The Chronon recorder had directly opposing goals – to collect as much data about your program as possible, while at the same time having the least possible impact on it.
In this post I will try to describe some of the design and architectural decisions I made to achieve that.
The prime design goals of the Chronon recorder were -
- Minimum impact on application responsiveness
Scalability was higher on the list than raw performance. The reason being was that with a scalable implementation, even if you hit a performance wall with the recorder, you can always upgrade your machine/configure the recorder to continue recording.
To achieve this scalability, we made the following assumptions about how hardware is progressing:
- Cpu cores will keep increasing in number and go down in cost.
- Memory is cheap.

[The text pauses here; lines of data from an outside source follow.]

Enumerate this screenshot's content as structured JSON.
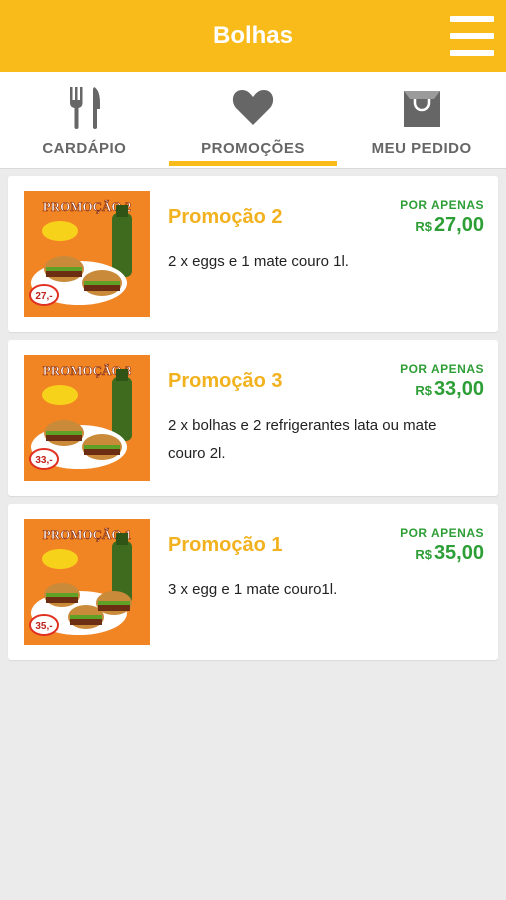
{
  "header": {
    "title": "Bolhas",
    "menu_icon": "hamburger-menu-icon"
  },
  "tabs": [
    {
      "label": "CARDÁPIO",
      "icon": "fork-knife-icon",
      "active": false
    },
    {
      "label": "PROMOÇÕES",
      "icon": "heart-icon",
      "active": true
    },
    {
      "label": "MEU PEDIDO",
      "icon": "shopping-bag-icon",
      "active": false
    }
  ],
  "promotions": [
    {
      "title": "Promoção 2",
      "description": "2 x eggs e 1 mate couro 1l.",
      "price_label": "POR APENAS",
      "currency": "R$",
      "price": "27,00",
      "image_banner": "PROMOÇÃO 2",
      "image_price": "27,-"
    },
    {
      "title": "Promoção 3",
      "description": "2 x bolhas e 2 refrigerantes lata ou mate couro 2l.",
      "price_label": "POR APENAS",
      "currency": "R$",
      "price": "33,00",
      "image_banner": "PROMOÇÃO 3",
      "image_price": "33,-"
    },
    {
      "title": "Promoção 1",
      "description": "3 x egg e 1 mate couro1l.",
      "price_label": "POR APENAS",
      "currency": "R$",
      "price": "35,00",
      "image_banner": "PROMOÇÃO 1",
      "image_price": "35,-"
    }
  ],
  "colors": {
    "accent": "#f9bb1a",
    "title": "#f2b21f",
    "price": "#2e9e36",
    "background": "#ebebeb"
  }
}
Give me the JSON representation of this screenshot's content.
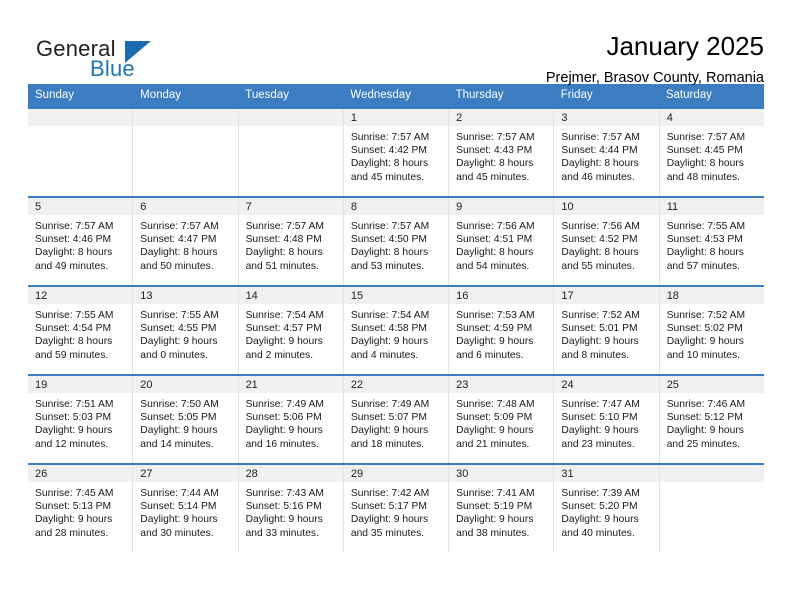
{
  "brand": {
    "name_part1": "General",
    "name_part2": "Blue",
    "triangle_color": "#1b6cb0",
    "blue_color": "#1b75bb"
  },
  "header": {
    "title": "January 2025",
    "subtitle": "Prejmer, Brasov County, Romania",
    "accent_color": "#3b7dc0"
  },
  "calendar": {
    "weekday_headers": [
      "Sunday",
      "Monday",
      "Tuesday",
      "Wednesday",
      "Thursday",
      "Friday",
      "Saturday"
    ],
    "labels": {
      "sunrise_prefix": "Sunrise:",
      "sunset_prefix": "Sunset:",
      "daylight_prefix": "Daylight:"
    },
    "weeks": [
      [
        {
          "day": "",
          "sunrise": "",
          "sunset": "",
          "daylight_line1": "",
          "daylight_line2": ""
        },
        {
          "day": "",
          "sunrise": "",
          "sunset": "",
          "daylight_line1": "",
          "daylight_line2": ""
        },
        {
          "day": "",
          "sunrise": "",
          "sunset": "",
          "daylight_line1": "",
          "daylight_line2": ""
        },
        {
          "day": "1",
          "sunrise": "Sunrise: 7:57 AM",
          "sunset": "Sunset: 4:42 PM",
          "daylight_line1": "Daylight: 8 hours",
          "daylight_line2": "and 45 minutes."
        },
        {
          "day": "2",
          "sunrise": "Sunrise: 7:57 AM",
          "sunset": "Sunset: 4:43 PM",
          "daylight_line1": "Daylight: 8 hours",
          "daylight_line2": "and 45 minutes."
        },
        {
          "day": "3",
          "sunrise": "Sunrise: 7:57 AM",
          "sunset": "Sunset: 4:44 PM",
          "daylight_line1": "Daylight: 8 hours",
          "daylight_line2": "and 46 minutes."
        },
        {
          "day": "4",
          "sunrise": "Sunrise: 7:57 AM",
          "sunset": "Sunset: 4:45 PM",
          "daylight_line1": "Daylight: 8 hours",
          "daylight_line2": "and 48 minutes."
        }
      ],
      [
        {
          "day": "5",
          "sunrise": "Sunrise: 7:57 AM",
          "sunset": "Sunset: 4:46 PM",
          "daylight_line1": "Daylight: 8 hours",
          "daylight_line2": "and 49 minutes."
        },
        {
          "day": "6",
          "sunrise": "Sunrise: 7:57 AM",
          "sunset": "Sunset: 4:47 PM",
          "daylight_line1": "Daylight: 8 hours",
          "daylight_line2": "and 50 minutes."
        },
        {
          "day": "7",
          "sunrise": "Sunrise: 7:57 AM",
          "sunset": "Sunset: 4:48 PM",
          "daylight_line1": "Daylight: 8 hours",
          "daylight_line2": "and 51 minutes."
        },
        {
          "day": "8",
          "sunrise": "Sunrise: 7:57 AM",
          "sunset": "Sunset: 4:50 PM",
          "daylight_line1": "Daylight: 8 hours",
          "daylight_line2": "and 53 minutes."
        },
        {
          "day": "9",
          "sunrise": "Sunrise: 7:56 AM",
          "sunset": "Sunset: 4:51 PM",
          "daylight_line1": "Daylight: 8 hours",
          "daylight_line2": "and 54 minutes."
        },
        {
          "day": "10",
          "sunrise": "Sunrise: 7:56 AM",
          "sunset": "Sunset: 4:52 PM",
          "daylight_line1": "Daylight: 8 hours",
          "daylight_line2": "and 55 minutes."
        },
        {
          "day": "11",
          "sunrise": "Sunrise: 7:55 AM",
          "sunset": "Sunset: 4:53 PM",
          "daylight_line1": "Daylight: 8 hours",
          "daylight_line2": "and 57 minutes."
        }
      ],
      [
        {
          "day": "12",
          "sunrise": "Sunrise: 7:55 AM",
          "sunset": "Sunset: 4:54 PM",
          "daylight_line1": "Daylight: 8 hours",
          "daylight_line2": "and 59 minutes."
        },
        {
          "day": "13",
          "sunrise": "Sunrise: 7:55 AM",
          "sunset": "Sunset: 4:55 PM",
          "daylight_line1": "Daylight: 9 hours",
          "daylight_line2": "and 0 minutes."
        },
        {
          "day": "14",
          "sunrise": "Sunrise: 7:54 AM",
          "sunset": "Sunset: 4:57 PM",
          "daylight_line1": "Daylight: 9 hours",
          "daylight_line2": "and 2 minutes."
        },
        {
          "day": "15",
          "sunrise": "Sunrise: 7:54 AM",
          "sunset": "Sunset: 4:58 PM",
          "daylight_line1": "Daylight: 9 hours",
          "daylight_line2": "and 4 minutes."
        },
        {
          "day": "16",
          "sunrise": "Sunrise: 7:53 AM",
          "sunset": "Sunset: 4:59 PM",
          "daylight_line1": "Daylight: 9 hours",
          "daylight_line2": "and 6 minutes."
        },
        {
          "day": "17",
          "sunrise": "Sunrise: 7:52 AM",
          "sunset": "Sunset: 5:01 PM",
          "daylight_line1": "Daylight: 9 hours",
          "daylight_line2": "and 8 minutes."
        },
        {
          "day": "18",
          "sunrise": "Sunrise: 7:52 AM",
          "sunset": "Sunset: 5:02 PM",
          "daylight_line1": "Daylight: 9 hours",
          "daylight_line2": "and 10 minutes."
        }
      ],
      [
        {
          "day": "19",
          "sunrise": "Sunrise: 7:51 AM",
          "sunset": "Sunset: 5:03 PM",
          "daylight_line1": "Daylight: 9 hours",
          "daylight_line2": "and 12 minutes."
        },
        {
          "day": "20",
          "sunrise": "Sunrise: 7:50 AM",
          "sunset": "Sunset: 5:05 PM",
          "daylight_line1": "Daylight: 9 hours",
          "daylight_line2": "and 14 minutes."
        },
        {
          "day": "21",
          "sunrise": "Sunrise: 7:49 AM",
          "sunset": "Sunset: 5:06 PM",
          "daylight_line1": "Daylight: 9 hours",
          "daylight_line2": "and 16 minutes."
        },
        {
          "day": "22",
          "sunrise": "Sunrise: 7:49 AM",
          "sunset": "Sunset: 5:07 PM",
          "daylight_line1": "Daylight: 9 hours",
          "daylight_line2": "and 18 minutes."
        },
        {
          "day": "23",
          "sunrise": "Sunrise: 7:48 AM",
          "sunset": "Sunset: 5:09 PM",
          "daylight_line1": "Daylight: 9 hours",
          "daylight_line2": "and 21 minutes."
        },
        {
          "day": "24",
          "sunrise": "Sunrise: 7:47 AM",
          "sunset": "Sunset: 5:10 PM",
          "daylight_line1": "Daylight: 9 hours",
          "daylight_line2": "and 23 minutes."
        },
        {
          "day": "25",
          "sunrise": "Sunrise: 7:46 AM",
          "sunset": "Sunset: 5:12 PM",
          "daylight_line1": "Daylight: 9 hours",
          "daylight_line2": "and 25 minutes."
        }
      ],
      [
        {
          "day": "26",
          "sunrise": "Sunrise: 7:45 AM",
          "sunset": "Sunset: 5:13 PM",
          "daylight_line1": "Daylight: 9 hours",
          "daylight_line2": "and 28 minutes."
        },
        {
          "day": "27",
          "sunrise": "Sunrise: 7:44 AM",
          "sunset": "Sunset: 5:14 PM",
          "daylight_line1": "Daylight: 9 hours",
          "daylight_line2": "and 30 minutes."
        },
        {
          "day": "28",
          "sunrise": "Sunrise: 7:43 AM",
          "sunset": "Sunset: 5:16 PM",
          "daylight_line1": "Daylight: 9 hours",
          "daylight_line2": "and 33 minutes."
        },
        {
          "day": "29",
          "sunrise": "Sunrise: 7:42 AM",
          "sunset": "Sunset: 5:17 PM",
          "daylight_line1": "Daylight: 9 hours",
          "daylight_line2": "and 35 minutes."
        },
        {
          "day": "30",
          "sunrise": "Sunrise: 7:41 AM",
          "sunset": "Sunset: 5:19 PM",
          "daylight_line1": "Daylight: 9 hours",
          "daylight_line2": "and 38 minutes."
        },
        {
          "day": "31",
          "sunrise": "Sunrise: 7:39 AM",
          "sunset": "Sunset: 5:20 PM",
          "daylight_line1": "Daylight: 9 hours",
          "daylight_line2": "and 40 minutes."
        },
        {
          "day": "",
          "sunrise": "",
          "sunset": "",
          "daylight_line1": "",
          "daylight_line2": ""
        }
      ]
    ]
  }
}
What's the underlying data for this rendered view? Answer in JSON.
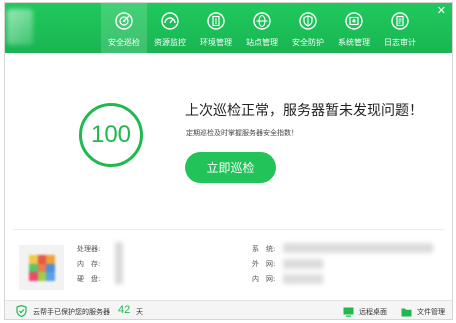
{
  "colors": {
    "brand_green": "#21b84f",
    "topbar": "#1bbd56"
  },
  "nav": {
    "items": [
      {
        "label": "安全巡检",
        "icon": "radar-icon",
        "active": true
      },
      {
        "label": "资源监控",
        "icon": "gauge-icon",
        "active": false
      },
      {
        "label": "环境管理",
        "icon": "building-icon",
        "active": false
      },
      {
        "label": "站点管理",
        "icon": "globe-icon",
        "active": false
      },
      {
        "label": "安全防护",
        "icon": "shield-icon",
        "active": false
      },
      {
        "label": "系统管理",
        "icon": "settings-screen-icon",
        "active": false
      },
      {
        "label": "日志审计",
        "icon": "document-icon",
        "active": false
      }
    ]
  },
  "main": {
    "score": "100",
    "title": "上次巡检正常，服务器暂未发现问题！",
    "subtitle": "定期巡检及时掌握服务器安全指数！",
    "inspect_button": "立即巡检"
  },
  "server_info": {
    "cpu_label": "处理器:",
    "memory_label": "内　存:",
    "disk_label": "硬　盘:",
    "os_label": "系　统:",
    "public_ip_label": "外　网:",
    "private_ip_label": "内　网:"
  },
  "footer": {
    "protect_text": "云帮手已保护您的服务器",
    "days": "42",
    "days_unit": "天",
    "remote_desktop": "远程桌面",
    "file_manager": "文件管理"
  }
}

- Due to point 2 above, 64 bit computing is becoming the standard.
- Cpu cores aren’t getting any faster.
The recorder works by running as a java agent and instrumenting the bytecode of your java program in memory, thus not requiring you to make any changes to your code.
By universal, I mean that the recorder should be able to record any Java app whether it’s a J2EE app, Swing/SWT app or any other kind of application.
It should also be platform independent, being in line with the Java philosophy of ‘Write Once, Run Anywhere’. Thus you can record on any platform say a Mac and playback on any other platform, say Windows.
How it all works
The recorder works as follows to achieve its design goals:
- The work done in the instrumented threads of your application is kept to a minimum. This is done to ensure minimum impact on the responsiveness of your application.
- The recording data that is generated by the application threads is stored in a buffer in memory.
- ‘Flusher Threads’ keep reading chunks of data from this buffer, do some processing on it and save it to disk in a highly packed format. Thereby essentially ‘flushing’ the data generated by the recorder.
So how do our assumptions about hardware help with this? Lets take a look -
- If you have more cores than the threads of your applications, the recorder will do most of its work on those cores, inside the flusher threads and have minimum impact on the performance of your program. This also gives you a hint on how many flusher threads you should use. So if you have a single threaded application and a quad core processor, you can tell Chronon to use 3 flusher threads, similarly if the application has 2 threads, cpu had 4 cores, use 2 flusher threads to make use of those 2 extra cores.
- Now there are always going to be applications which use more threads than the number of cores or are generating data way faster than they can flush it out. This is where assumption 2 comes in. If you have enough memory the generated data will have a place to sit there while it waits to get flushed out. It is for these cases that we recommend using a 64 bit machine.
What about all the Garbage Collector (GC) issues with using all that extra memory?
It is a well known fact that current JVMs don’t handle heap sizes above 2gb very well. It is possible that if you have an extremely computationally intensive program that Chronon does generate utilize that much memory or that your application already is reaching the 2gb limit and Chronon makes it go over that.
To solve this issue we use a custom memory management. Thus even if the data generated by Chronon goes a little high, it wont have a heavy impact on the GC. It is common to see a 2-3gb Chronon heap shrink to a few hundred megabytes within a blink of an eye, which would ordinarily take many seconds or minutes without our custom memory management. That said, in most development scenarios, the heap sizes wont reach even near that high.
But even that ain’t enough…
But even after all this you may run into hardware assumption 4 above. This happens when even though you have enough cores and memory, the application threads of your program are doing too much work and even the small overheard of the recorder directly on those threads is affecting the responsiveness your application.
For these situations, Chronon allows you to specify any part of your program which to be excluded from recording. So if you have a portion of your program which is doing some heavy computation and which you know doesn’t have any errors, or you just don’t care about examining it for now, you can exclude it from recording.
We won’t go into details of how to configure this right now, but it’s suffice to say that any part that is excluded runs with absolutely zero overhead, just like it would run without the recorder. For calls to these ‘unrecorded’ methods, we will record just the input arguments and the return value on the call site, which is usually enough information for debugging purposes.